Earlier this week, the DFA submitted this message to Dalhousie’s Provost and Vice-President Academic Dr. Teri Balser. We have made similar submissions in the past but this represents our first opportunity to engage with Dr. Balser on the topic of the university budget. The Board's budget rhetoric often highlights the increasing costs of employing people to do the work of the institution. Academic staff compensation is often explicitly or implicitly identified as a "problem" that justifies, at least in part, perennial increases in student tuition. This is misleading, and only serves to divert attention away from the real problem. Our analysis shows that the dominant trend has been an increase in compensation costs for non-academic staff and the diversion of operating funds to back capital projects such as new buildings. In other words, increases in student tuition have been used to fuel the bloat of central administration and to erect new buildings, while the academic staff at the front-line of the university's academic mission are forced to do more with less every year. Since 2010, annual BAC cuts have led to a cumulative cut to Faculty budgets of more than 20% while enrolments have grown. Now that the building boom is nearing completion, it is time to reinvest in teaching and research - we need to reverse the trend of cuts to academic unit budgets.
Please take a moment to read our submission – it is important for all of us to understand the university’s budgeting process and financial practices as they impact our ability to deliver on the academic mission of the university.
This letter to the chair of the Board of Governors reflects the DFA's ongoing concern with the lack of open collegial process in appointing senior administrators - a concern echoed by colleagues across the country. Our collective voice and scholarly expertise should be respected in such important decisions. The principle of collegial governance is enshrined in our Collective Agreement and we will not stand by and watch it erode.
Dave Westwood, DFA President
Click here for the letter sent by the DFA on January 28, 2019.
On Tuesday, November 27, Jason Brown, Professor in the Department of Mathematics and Statistics, presented Math & Music: Yeah!
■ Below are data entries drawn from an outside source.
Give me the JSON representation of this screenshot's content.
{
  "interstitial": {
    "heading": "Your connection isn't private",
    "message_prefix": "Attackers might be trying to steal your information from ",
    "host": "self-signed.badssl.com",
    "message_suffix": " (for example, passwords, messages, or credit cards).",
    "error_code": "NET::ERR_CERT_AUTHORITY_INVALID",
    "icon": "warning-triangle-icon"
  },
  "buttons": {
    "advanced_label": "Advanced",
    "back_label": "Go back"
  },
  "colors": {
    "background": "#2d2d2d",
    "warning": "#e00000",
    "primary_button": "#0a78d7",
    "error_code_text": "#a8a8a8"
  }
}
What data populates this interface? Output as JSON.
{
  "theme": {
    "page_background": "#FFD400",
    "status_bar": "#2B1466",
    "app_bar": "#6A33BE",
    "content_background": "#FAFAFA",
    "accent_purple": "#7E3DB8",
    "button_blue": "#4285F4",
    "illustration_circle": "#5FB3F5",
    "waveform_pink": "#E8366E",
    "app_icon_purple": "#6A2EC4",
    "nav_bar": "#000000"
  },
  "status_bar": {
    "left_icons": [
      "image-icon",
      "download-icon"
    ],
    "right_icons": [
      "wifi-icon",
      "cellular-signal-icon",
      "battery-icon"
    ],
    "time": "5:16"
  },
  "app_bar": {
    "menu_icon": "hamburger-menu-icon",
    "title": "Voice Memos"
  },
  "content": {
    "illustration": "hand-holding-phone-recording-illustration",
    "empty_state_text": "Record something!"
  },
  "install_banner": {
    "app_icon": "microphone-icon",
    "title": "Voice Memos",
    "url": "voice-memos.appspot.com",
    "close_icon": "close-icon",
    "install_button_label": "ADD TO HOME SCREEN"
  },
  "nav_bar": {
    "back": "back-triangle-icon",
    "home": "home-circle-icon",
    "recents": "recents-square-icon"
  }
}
Yeah! Yeah!. Jason and a live band performed some favourite hits, brought to you by the DFA and the Halifax Public Library.
DFA's Public Speaker Series is an opportunity for our members to share with the community their research and areas of expertise. Presentations are bi-monthly, alternating between Truro and Halifax. Our next session is Wednesday January 30 in Truro. Dr. Deborah Stiles will present on Frankenstein, Frankenfood and the Forgotten Farmer at the Truro Public Library.
Tuition fee hikes and cuts to faculty budgets are not a financial necessity. They are a choice by the administration to direct money towards capital expenses and increasing non-academic costs. Click here for the updated review of Dalhousie's finances from 2002-2017. (verifed by a forensic accountant).
Submit Your Health Claims via Mobile App
As a Medavie Blue Cross subscriber, you are now able to submit health claims via a mobile app. Details available at https://www.medaviebc.ca/en/members/medavie-mobile.